If you want something that just works, for starting out. There is a simple 3 wire solution. Follow the example from the GPS. Two wires are ground and power (usually 4.5v or 5v). The last wire is the signal wire, which provides SBUS. This just works. The great news is that it’s simple. The bad news is that it’s simple. If you want RSSI (so you can gauge the signal strength of your transmitter) you‘ll need more complex setups. There are some exceptions and work arounds like the FrSky XM+ which has an option (via firmware) to get a simplistic RSSI reading which is more than adequate.

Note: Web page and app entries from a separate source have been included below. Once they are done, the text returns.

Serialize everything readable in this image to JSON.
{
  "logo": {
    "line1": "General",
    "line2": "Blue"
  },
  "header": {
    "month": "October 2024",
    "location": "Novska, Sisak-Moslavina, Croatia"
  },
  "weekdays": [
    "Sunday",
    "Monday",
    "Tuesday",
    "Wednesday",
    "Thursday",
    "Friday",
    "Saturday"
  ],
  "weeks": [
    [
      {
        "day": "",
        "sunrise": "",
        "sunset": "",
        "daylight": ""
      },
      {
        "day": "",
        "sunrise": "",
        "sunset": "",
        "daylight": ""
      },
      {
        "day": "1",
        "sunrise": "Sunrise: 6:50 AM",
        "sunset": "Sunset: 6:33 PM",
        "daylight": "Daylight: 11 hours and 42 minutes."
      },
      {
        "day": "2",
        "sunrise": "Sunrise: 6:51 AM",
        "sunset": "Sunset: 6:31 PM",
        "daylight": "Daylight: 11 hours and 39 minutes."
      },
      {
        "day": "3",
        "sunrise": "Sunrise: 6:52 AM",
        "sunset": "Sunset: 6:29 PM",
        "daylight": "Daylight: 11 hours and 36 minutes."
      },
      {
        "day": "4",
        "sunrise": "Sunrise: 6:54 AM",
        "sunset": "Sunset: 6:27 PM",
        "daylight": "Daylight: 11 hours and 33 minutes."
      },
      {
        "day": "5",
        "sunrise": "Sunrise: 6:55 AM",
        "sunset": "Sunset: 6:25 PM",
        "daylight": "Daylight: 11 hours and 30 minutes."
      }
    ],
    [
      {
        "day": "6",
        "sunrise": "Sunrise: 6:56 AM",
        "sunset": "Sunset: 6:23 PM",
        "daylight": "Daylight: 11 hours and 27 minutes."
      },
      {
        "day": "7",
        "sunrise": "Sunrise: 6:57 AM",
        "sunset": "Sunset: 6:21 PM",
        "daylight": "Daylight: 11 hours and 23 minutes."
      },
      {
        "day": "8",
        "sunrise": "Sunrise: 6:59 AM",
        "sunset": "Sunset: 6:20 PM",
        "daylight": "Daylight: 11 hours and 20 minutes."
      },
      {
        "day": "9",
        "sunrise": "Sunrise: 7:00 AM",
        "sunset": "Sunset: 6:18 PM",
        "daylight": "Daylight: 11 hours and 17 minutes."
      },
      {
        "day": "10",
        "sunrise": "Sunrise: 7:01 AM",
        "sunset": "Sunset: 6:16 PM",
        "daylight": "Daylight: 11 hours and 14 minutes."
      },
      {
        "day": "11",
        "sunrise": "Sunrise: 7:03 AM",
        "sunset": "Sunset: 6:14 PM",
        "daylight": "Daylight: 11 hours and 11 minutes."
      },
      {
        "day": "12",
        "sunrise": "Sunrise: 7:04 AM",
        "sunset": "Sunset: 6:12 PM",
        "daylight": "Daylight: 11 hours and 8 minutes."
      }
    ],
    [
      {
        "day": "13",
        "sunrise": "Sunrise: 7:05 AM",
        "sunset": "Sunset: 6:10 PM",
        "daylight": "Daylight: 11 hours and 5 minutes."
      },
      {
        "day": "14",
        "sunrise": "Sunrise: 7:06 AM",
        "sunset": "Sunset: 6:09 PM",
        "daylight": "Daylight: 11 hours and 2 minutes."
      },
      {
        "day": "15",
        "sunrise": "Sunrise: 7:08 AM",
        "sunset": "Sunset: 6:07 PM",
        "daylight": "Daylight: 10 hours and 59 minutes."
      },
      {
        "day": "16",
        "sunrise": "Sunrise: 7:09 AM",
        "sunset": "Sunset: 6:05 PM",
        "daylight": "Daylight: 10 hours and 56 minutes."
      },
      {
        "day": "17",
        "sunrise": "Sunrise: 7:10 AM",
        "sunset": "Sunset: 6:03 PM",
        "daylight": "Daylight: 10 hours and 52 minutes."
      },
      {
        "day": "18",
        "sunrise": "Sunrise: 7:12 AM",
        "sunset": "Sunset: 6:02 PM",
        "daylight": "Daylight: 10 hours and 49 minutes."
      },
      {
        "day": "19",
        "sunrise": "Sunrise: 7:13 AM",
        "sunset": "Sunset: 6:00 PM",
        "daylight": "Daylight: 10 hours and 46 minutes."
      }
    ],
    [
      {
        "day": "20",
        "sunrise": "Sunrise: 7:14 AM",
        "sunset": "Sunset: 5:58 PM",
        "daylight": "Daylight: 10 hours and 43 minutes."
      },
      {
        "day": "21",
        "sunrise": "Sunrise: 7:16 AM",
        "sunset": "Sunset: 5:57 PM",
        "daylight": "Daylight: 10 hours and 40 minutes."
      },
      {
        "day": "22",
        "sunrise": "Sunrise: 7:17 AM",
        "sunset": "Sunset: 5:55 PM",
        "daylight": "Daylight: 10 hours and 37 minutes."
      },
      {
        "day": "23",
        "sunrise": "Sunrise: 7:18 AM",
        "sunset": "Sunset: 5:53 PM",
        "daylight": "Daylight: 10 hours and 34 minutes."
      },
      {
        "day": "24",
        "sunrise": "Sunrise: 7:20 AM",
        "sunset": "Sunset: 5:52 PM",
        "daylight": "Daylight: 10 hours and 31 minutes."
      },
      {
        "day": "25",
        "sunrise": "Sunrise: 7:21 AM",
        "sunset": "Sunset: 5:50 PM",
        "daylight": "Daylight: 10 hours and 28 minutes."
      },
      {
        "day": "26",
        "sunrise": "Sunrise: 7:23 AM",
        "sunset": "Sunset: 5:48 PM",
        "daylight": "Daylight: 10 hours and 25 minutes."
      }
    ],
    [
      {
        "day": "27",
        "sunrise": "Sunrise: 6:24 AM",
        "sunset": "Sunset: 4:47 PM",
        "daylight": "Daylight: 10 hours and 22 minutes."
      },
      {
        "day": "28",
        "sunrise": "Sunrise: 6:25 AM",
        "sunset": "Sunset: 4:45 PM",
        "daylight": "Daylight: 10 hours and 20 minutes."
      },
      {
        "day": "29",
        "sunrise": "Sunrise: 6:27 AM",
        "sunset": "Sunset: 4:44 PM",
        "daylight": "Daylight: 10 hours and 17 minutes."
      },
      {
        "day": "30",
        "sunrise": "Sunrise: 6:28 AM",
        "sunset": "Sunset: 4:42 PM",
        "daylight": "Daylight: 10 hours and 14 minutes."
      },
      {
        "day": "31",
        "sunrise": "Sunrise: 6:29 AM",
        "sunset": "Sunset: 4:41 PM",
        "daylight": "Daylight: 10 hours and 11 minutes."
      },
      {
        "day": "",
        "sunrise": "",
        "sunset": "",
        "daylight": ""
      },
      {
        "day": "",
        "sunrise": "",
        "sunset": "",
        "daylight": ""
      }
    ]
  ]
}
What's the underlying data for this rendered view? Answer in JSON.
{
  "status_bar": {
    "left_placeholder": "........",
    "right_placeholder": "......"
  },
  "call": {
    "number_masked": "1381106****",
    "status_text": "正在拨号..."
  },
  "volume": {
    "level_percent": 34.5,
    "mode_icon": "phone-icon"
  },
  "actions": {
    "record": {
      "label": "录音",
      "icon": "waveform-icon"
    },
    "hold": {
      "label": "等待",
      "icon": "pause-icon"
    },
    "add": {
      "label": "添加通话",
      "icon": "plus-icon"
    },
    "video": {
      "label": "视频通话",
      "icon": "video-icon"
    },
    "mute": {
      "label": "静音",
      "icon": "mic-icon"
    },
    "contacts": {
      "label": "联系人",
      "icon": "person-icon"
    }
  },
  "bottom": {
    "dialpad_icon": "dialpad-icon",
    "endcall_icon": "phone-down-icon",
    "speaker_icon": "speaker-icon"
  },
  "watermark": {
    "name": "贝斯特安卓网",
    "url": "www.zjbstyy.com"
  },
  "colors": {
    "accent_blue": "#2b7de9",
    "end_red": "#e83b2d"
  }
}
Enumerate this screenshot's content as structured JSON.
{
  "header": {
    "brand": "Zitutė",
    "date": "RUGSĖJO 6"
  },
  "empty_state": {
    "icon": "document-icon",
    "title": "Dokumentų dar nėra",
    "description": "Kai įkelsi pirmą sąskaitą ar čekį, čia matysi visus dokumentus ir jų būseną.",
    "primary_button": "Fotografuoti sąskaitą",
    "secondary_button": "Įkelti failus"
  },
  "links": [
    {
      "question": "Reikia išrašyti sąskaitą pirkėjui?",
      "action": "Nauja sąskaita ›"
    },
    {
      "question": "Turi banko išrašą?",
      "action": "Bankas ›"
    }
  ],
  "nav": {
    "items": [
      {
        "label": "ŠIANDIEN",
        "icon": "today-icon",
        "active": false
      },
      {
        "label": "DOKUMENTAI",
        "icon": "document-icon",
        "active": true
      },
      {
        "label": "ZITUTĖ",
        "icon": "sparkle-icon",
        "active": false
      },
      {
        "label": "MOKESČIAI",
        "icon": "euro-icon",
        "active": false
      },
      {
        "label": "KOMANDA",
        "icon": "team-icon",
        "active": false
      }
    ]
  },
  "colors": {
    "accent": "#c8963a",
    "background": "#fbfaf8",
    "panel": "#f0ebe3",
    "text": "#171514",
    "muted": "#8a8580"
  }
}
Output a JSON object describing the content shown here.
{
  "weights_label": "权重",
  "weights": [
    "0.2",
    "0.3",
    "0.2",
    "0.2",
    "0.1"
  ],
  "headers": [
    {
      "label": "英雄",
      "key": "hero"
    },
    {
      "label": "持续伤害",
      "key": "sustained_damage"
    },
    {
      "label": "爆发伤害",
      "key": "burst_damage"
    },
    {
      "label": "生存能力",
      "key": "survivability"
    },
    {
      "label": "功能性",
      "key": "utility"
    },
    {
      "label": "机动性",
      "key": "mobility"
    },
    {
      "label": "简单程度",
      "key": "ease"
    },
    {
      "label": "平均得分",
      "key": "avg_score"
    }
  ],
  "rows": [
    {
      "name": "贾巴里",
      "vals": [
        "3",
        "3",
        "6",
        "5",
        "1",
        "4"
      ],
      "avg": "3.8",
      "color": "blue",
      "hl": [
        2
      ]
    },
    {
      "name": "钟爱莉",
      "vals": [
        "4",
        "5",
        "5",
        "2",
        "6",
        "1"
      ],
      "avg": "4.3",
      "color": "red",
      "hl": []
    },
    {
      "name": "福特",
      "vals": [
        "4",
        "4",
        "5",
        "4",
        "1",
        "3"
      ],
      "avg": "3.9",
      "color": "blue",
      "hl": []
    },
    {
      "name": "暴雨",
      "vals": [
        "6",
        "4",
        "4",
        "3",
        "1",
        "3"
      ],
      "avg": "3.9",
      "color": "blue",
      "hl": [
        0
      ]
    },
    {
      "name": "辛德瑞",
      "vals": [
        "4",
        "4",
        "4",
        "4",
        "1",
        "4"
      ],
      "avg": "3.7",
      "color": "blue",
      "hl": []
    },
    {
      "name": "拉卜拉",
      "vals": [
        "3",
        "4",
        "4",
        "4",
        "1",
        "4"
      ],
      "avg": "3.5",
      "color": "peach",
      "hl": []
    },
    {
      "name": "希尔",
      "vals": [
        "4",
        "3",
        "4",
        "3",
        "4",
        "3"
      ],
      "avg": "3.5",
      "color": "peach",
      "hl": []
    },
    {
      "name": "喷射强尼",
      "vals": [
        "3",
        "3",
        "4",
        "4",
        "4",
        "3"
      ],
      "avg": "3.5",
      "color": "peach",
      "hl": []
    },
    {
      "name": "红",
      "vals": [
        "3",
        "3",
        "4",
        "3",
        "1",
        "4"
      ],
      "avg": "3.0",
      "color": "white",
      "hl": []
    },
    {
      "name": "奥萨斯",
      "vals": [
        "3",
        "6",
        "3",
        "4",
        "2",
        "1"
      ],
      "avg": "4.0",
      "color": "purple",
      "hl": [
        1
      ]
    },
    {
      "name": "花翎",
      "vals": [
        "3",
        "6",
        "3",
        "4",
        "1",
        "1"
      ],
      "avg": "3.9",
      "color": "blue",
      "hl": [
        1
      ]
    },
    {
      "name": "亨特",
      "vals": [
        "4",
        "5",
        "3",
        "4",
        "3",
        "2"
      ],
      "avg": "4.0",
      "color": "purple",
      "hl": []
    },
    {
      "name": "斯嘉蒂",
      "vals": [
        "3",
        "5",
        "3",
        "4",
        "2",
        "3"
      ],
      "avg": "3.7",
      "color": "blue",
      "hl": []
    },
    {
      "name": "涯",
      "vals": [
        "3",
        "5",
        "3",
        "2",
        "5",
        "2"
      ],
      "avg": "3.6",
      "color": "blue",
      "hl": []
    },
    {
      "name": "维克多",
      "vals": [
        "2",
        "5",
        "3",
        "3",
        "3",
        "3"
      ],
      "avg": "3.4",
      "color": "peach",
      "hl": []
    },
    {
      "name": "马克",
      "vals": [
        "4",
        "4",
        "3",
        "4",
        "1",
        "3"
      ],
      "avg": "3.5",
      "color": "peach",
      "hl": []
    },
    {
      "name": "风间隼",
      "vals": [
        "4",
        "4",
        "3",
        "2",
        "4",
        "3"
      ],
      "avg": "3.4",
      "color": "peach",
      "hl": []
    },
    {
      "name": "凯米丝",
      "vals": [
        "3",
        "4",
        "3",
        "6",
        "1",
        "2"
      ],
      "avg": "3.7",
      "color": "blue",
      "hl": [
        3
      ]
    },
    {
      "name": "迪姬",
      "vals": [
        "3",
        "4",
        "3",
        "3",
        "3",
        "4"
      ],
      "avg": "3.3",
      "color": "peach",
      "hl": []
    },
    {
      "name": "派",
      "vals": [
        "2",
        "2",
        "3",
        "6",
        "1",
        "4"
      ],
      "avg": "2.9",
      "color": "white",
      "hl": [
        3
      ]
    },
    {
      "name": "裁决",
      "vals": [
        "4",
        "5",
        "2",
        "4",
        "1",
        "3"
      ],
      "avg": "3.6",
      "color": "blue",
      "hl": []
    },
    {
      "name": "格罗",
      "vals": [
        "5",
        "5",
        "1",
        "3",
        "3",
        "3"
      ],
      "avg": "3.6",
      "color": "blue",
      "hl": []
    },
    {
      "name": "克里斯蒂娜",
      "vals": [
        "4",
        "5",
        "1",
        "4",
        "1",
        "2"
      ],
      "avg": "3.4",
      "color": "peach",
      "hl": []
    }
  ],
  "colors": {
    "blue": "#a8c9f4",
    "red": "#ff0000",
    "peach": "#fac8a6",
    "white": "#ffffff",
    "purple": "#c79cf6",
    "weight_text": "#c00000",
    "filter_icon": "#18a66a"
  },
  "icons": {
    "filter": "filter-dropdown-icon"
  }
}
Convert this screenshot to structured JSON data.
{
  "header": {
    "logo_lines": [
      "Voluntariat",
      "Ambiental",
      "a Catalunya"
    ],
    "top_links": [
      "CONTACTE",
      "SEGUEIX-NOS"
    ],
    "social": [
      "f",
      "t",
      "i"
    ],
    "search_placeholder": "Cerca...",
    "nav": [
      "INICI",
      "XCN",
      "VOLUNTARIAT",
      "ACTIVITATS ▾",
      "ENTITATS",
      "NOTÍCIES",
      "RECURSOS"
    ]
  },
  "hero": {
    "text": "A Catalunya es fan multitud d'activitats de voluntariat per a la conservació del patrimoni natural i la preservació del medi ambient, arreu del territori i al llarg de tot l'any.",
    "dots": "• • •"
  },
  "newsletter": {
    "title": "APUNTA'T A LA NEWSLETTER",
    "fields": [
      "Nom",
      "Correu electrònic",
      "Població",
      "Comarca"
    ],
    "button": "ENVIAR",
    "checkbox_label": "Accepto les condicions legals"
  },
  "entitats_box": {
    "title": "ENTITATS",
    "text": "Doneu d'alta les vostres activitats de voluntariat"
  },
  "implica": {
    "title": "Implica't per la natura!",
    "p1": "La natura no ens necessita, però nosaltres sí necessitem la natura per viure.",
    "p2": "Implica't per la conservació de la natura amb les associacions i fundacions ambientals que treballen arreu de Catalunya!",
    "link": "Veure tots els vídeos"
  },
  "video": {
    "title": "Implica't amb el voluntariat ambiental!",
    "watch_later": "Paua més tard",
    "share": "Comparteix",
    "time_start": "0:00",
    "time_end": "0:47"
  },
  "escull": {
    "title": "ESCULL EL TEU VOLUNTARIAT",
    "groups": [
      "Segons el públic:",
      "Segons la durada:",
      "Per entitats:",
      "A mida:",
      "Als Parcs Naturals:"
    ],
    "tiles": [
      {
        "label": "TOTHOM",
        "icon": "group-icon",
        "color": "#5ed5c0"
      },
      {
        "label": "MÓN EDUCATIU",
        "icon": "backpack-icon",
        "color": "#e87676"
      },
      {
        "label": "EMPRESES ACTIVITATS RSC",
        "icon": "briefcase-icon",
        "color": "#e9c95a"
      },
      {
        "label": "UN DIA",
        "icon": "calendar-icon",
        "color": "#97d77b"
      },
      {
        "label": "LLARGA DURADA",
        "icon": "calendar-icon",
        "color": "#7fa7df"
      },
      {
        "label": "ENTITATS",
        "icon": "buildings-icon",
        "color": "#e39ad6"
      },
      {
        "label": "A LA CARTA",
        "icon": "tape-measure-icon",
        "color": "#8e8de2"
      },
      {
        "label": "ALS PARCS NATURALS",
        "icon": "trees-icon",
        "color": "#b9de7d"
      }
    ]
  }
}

The SBUS wire goes to the SBus pin on your flight controller, or a UART Rx on an F7 flight controller. Done and done. Even if you don’t get your RSSI to work you will still get all the channels your transmitter is capable of putting out.
But wait, you can see a fourth wire shown in the image. So, here’s the deal. If you stick with the three wires everything works great! But, if you want to know a bit more about what’s going on with your flight controller, it can broadcast information back to your receiver using telemetry. You can use a LUA Script and see information such as altitude, heading, and other cool things displayed on the screen of your transmitter.
If you have another UART to spare you can use it on some VTXs to turn up and down the power settings and change channels. You do this from your transmitter, or using features in iNav to change power automatically. This is a nice to have but not a need to have. You may want to circle back around to this later on after you have your plane flying. In the meantime, if your wiring up your VTX and it has SmartAudio or Tramp Telemetry, wire the appropriate cable to an available TX pad on your flight controller. Here’s a simple overview of how it’s done, though they are using BetaFlight in the video, it’s very similar to INAV.
Here are some base CLI settings to help start the build. This will set up some basic settings in iNav, so that you don’t have to worry about everything to begin with. Just got to the CLI tab, copy the text in the box below, and paste it in the CLI. Below, I’ll let you know what you’ve just changed.
set max_angle_inclination_rll = 600 set max_angle_inclination_pit = 400 set failsafe_procedure = RTH set roll_rate = 25 set pitch_rate = 12 set gps_ublox_use_galileo = ON set nav_fw_cruise_yaw_rate=30 set osd_failsafe_switch_layout = on set fw_turn_assist_pitch_gain = 0.100 save
- max_angle_inclination_rll is setting the maximum bank angle to 60 degrees in the Angle flight mode
- max_angle_inclination_pit is setting the maximum pitch angle to 40 degrees in the Angle flight mode
- failsafe_procedure sets the failsafe procedure to return to home
- roll_rate and pitch_rate sets the roll rate to 250 degrees per second and the pitch rate to 120 degrees per second. These will be good start points for the S800
- gps_ublox_use_galileo enables Galileo satellite use on your GPS module. This can only improve things
- nav_fw_cruise_yaw_rate increases the yaw rate in the Cruise mode
- osd_failsafe_switch_layout switches to the default OSD if you failsafe. This means you only need to put your GPS coordinates on the default OSD layout
- fw_turn_assist_pitch_gain lowers the pitch gain in turns. The default is too high for wings, like the S800
The wonderful thing about Project Rosetta Stone is that we’re out of sync with the release of the release candidate of INAV 3.0. So, pay attention to the process, because you may be doing most of this over again when INAV 3.0 comes out. It’s very, very different than INAV 2.6. You cannot copy and paste over the DIFF/All or Dump output and expect it to work.
The best thing you can do is install INAV on at least 10 planes. Because you’ll get very good and going over this, over and over again. Each update from scratch takes around 20 minutes once you’ve done it a few times.